EXERCISE DESCRIPTION: One figure is the whole answer: the number of lines below that contain the word "lock".

────────────────────────────────────────

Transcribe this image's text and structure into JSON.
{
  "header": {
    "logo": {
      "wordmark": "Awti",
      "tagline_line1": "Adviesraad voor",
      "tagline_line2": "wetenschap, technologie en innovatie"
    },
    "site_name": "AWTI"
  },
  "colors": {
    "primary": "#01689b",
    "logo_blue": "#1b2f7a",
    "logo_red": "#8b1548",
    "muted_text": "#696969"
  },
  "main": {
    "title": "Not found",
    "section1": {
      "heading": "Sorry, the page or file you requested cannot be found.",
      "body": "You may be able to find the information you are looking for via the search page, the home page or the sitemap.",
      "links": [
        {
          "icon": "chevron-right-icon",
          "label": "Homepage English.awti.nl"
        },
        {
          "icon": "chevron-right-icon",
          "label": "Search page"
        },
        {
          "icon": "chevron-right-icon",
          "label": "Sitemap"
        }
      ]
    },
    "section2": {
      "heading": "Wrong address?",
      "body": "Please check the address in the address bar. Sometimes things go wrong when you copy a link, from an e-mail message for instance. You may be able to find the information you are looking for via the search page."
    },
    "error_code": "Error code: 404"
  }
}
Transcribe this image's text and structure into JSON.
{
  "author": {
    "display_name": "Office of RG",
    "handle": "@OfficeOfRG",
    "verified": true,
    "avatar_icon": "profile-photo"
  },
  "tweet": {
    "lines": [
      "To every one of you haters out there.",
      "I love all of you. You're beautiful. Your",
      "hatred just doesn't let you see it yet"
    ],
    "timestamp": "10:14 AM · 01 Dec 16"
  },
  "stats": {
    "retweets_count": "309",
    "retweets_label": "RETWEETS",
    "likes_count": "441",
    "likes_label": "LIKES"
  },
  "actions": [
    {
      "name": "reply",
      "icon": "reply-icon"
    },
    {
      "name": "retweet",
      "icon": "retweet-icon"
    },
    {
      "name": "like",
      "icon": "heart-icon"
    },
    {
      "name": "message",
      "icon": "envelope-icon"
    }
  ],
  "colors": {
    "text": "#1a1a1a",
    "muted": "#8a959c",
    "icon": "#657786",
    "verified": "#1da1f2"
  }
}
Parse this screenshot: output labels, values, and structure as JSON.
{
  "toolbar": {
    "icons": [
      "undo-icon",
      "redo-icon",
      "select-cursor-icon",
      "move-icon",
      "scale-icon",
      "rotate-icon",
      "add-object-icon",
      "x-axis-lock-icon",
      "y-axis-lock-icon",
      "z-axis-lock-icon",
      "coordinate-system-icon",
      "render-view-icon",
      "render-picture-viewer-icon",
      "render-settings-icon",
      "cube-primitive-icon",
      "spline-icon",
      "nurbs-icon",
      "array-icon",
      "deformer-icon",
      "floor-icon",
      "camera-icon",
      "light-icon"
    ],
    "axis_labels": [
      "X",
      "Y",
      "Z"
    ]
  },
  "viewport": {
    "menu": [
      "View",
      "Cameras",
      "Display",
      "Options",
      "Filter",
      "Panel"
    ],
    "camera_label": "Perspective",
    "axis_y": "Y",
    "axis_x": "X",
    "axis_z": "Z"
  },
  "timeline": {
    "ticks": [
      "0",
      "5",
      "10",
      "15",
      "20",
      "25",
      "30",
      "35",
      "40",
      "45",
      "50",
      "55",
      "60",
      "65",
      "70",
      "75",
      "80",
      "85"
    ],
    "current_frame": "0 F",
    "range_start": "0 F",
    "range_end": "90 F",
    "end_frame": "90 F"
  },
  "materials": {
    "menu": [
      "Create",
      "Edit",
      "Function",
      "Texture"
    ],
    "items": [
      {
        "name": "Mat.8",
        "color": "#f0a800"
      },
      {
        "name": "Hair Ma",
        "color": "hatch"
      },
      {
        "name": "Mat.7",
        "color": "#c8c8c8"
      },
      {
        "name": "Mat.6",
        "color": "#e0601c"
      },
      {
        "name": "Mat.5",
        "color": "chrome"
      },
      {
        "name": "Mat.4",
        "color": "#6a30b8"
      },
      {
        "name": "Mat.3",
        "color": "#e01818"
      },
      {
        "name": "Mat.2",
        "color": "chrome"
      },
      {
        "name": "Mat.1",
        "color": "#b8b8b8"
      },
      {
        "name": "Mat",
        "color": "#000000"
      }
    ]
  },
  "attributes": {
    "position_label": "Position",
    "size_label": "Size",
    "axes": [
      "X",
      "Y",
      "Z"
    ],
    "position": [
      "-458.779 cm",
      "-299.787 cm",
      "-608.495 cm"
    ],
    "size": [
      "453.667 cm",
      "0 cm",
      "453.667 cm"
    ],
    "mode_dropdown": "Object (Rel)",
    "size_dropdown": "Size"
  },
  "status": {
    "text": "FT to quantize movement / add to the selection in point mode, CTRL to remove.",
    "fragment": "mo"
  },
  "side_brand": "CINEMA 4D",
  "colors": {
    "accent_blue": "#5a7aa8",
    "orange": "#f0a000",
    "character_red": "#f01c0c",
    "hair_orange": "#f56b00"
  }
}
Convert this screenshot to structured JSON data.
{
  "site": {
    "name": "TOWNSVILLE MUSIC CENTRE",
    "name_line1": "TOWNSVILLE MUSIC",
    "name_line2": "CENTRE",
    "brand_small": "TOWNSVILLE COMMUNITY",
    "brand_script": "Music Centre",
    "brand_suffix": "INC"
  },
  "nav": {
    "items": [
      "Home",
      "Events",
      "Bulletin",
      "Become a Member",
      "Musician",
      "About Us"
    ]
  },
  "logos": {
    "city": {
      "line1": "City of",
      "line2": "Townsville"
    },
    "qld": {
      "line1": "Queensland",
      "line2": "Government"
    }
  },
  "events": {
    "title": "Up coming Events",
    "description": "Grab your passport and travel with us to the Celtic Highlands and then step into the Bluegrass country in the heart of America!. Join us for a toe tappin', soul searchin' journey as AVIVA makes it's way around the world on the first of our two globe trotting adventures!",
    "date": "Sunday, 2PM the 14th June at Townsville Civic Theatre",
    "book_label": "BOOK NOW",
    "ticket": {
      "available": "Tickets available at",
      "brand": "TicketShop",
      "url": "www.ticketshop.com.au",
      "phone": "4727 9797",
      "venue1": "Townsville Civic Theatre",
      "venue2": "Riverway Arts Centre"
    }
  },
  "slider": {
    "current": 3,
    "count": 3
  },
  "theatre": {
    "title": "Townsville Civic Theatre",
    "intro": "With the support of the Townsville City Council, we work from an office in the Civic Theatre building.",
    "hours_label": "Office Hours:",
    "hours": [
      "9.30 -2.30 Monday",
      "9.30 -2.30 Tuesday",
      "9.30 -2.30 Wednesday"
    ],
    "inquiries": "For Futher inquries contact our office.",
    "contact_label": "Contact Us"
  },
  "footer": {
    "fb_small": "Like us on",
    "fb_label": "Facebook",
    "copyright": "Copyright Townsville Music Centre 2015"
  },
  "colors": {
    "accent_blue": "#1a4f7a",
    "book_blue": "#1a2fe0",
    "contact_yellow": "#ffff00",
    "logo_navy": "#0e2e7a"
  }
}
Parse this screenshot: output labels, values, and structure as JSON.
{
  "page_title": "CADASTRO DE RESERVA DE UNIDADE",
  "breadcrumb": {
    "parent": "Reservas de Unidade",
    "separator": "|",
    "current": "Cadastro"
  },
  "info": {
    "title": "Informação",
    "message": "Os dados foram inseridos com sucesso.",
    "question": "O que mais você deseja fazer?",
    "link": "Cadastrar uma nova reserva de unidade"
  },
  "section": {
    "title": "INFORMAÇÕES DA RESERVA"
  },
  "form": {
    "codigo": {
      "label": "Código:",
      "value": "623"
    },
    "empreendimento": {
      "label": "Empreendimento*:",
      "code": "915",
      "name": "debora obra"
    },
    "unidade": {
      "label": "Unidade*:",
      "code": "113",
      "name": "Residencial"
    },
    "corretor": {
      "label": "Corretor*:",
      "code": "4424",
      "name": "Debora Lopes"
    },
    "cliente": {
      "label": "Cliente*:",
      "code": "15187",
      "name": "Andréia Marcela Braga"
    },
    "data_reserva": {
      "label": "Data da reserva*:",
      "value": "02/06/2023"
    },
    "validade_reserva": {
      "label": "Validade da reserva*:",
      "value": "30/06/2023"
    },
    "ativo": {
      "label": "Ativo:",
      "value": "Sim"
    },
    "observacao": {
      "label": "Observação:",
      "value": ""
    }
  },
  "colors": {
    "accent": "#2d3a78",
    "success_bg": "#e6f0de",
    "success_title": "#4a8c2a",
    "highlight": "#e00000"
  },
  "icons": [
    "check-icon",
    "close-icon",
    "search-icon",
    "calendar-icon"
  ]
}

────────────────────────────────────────

RESPONSE AREA: 3